Everybody was pleased. The chart which the Captain had sketched was brought and spread out. The only difficulty was, that they could not entirely free themselves of the plan in which Charlotte had begun. However, an easier way up the hill was found; a lodge was suggested to be built on the height at the edge of the cliff, which was to have an especial reference to the castle. It was to form a conspicuous object from the castle windows, and from it the spectator was to be able to overlook both the castle and the garden.
The Captain had thought it all carefully over, and taken his measurements; and now he brought up again the village road and the wall by the brook, and the ground which was to be raised behind it.
“Here you see,” said he, “while I make this charming walk up the height, I gain exactly the quantity of stone which I require for that wall. Let one piece of work help the other, and both will be carried out most satisfactorily and most rapidly.”
“But now,” said Charlotte, “comes my side of the business. A certain definite outlay of money will have to be made. We ought to know how much will be wanted for such a purpose, and then we can apportion it out—so much work, and so much money, if not by weeks, at least by months. The cash-box is under my charge. I pay the bills, and I keep the accounts.”
“You do not appear to have overmuch confidence in us,” said Edward.
“I have not much in arbitrary matters,” Charlotte answered. “Where it is a case of inclination, we women know better how to control ourselves than you.”

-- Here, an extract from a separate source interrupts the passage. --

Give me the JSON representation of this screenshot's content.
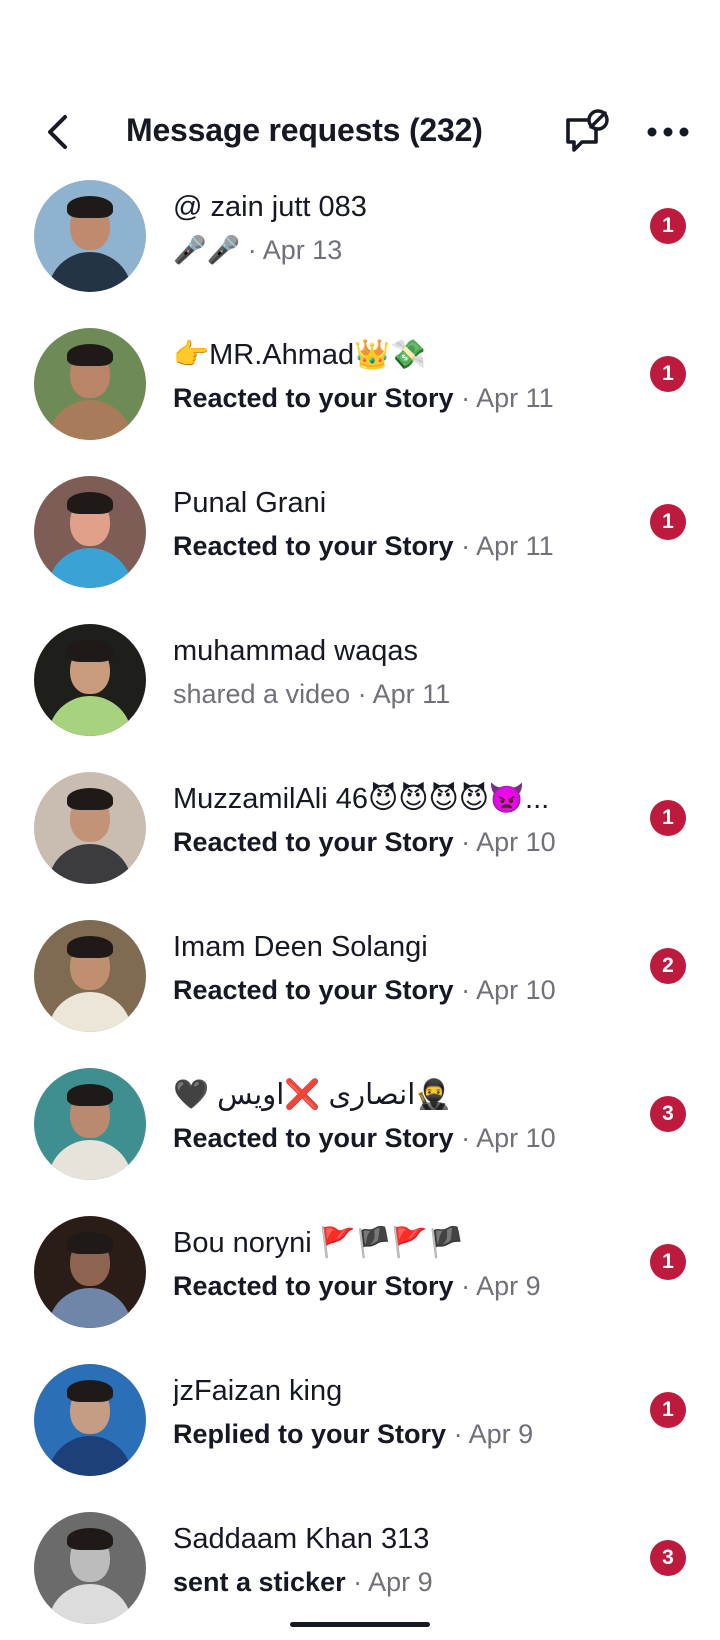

It was settled; the dispositions were made, and the work was begun at once.
The Captain being always on the spot, Charlotte was almost daily a witness to the strength and clearness of his understanding. He, too, learned to know her better; and it became easy for them both to work together, and thus bring something to completeness. It is with work as with dancing; persons who keep the same step must grow indispensable to one another. Out of this a mutual kindly feeling will necessarily arise; and that Charlotte had a real kind feeling towards the Captain, after she came to know him better, was sufficiently proved by her allowing him to destroy her pretty seat, which in her first plans she had taken such pains in ornamenting, because it was in the way of his own, without experiencing the slightest feeling about the matter.
● Elective Affinities | Part one: Chapter seven
● Elective Affinities | Part one: Chapter five
● Elective Affinities: Illustrated, Annotated, and Decoded
See: Matthew Bell (2014).
● Goethe’s affinity table | Used to make Elective Affinities.
● Goethe timeline | Historical overview of the construction of Elective Affinities.
● Goethe’s human chemistry | Goethe's version of human chemistry.
● Goethean philosophy | Goethe's philosophy.
● Goethe-Helmholtz equation | Connection between Elective Affinities and chemical thermodynamics.
1. (a) Goethe, Johann. (1902). Works: The Sorrows of Young Werther, Elective Affinities (Werther translation By R. Dillon Boylan, Elective Affinities translation by James Froude) (List of Illustrations, pg. front matter; “Ottilie’s Favorite Walk … was along a Pleasant Footpath”, cover and pg. 376; “the Chart … was brought and Spread out”, pg. 195; “She Sank Down Upon Her Knees”, pg. 412). F.A. Niccolls & Co.
(b) The chart was brought and spread out (by F. Simon) – Wikipedia Commons.